Exercise.
Using the data below, show every line where the word "Availability" occurs.

[Entries from a dataset of interfaces]
<<<<
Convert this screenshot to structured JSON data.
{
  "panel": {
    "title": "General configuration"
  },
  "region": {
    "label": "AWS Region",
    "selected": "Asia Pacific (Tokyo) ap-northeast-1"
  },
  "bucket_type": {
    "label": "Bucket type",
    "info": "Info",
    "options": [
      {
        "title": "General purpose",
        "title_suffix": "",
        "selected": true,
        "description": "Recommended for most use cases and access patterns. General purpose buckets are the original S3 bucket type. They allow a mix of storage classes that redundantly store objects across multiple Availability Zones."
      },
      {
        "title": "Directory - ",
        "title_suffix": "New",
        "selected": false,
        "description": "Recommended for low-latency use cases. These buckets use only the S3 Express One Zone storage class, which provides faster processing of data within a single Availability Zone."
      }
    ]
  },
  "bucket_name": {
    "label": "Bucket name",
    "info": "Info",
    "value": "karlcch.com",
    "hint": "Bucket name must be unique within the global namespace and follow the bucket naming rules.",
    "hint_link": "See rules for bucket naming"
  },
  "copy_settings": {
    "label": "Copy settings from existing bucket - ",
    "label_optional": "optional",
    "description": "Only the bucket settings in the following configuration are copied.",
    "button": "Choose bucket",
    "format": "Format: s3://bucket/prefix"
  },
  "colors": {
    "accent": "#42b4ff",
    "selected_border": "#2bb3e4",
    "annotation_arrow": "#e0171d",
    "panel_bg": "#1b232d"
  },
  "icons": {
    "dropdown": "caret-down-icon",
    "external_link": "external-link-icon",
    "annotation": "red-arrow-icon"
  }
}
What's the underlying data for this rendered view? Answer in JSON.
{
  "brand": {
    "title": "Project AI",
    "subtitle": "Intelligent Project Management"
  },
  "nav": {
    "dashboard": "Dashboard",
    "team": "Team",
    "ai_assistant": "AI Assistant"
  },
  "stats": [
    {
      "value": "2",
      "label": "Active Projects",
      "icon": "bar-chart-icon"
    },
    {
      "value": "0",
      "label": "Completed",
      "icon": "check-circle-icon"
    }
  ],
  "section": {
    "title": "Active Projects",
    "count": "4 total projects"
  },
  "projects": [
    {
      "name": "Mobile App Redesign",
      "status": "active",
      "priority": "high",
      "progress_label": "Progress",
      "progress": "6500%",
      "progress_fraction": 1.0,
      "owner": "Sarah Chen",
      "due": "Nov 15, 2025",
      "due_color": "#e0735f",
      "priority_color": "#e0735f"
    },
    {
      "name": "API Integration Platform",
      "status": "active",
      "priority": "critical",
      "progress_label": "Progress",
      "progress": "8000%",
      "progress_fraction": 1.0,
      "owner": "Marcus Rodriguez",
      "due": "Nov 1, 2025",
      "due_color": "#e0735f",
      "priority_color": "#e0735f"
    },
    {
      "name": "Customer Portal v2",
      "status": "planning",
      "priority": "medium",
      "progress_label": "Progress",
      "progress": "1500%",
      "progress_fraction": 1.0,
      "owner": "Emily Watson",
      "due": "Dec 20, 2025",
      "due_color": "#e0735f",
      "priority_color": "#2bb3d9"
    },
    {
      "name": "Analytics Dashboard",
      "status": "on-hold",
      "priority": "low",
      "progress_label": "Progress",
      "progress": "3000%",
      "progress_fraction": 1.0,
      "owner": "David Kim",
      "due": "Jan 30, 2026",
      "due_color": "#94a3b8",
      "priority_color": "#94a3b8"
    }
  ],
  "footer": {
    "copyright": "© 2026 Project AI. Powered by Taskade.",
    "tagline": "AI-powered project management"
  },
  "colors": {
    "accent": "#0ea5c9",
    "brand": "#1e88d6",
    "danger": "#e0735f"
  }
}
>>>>
Response area.
        "description": "Recommended for most use cases and access patterns. General purpose buckets are the original S3 bucket type. They allow a mix of storage classes that redundantly store objects across multiple Availability Zones."
        "description": "Recommended for low-latency use cases. These buckets use only the S3 Express One Zone storage class, which provides faster processing of data within a single Availability Zone."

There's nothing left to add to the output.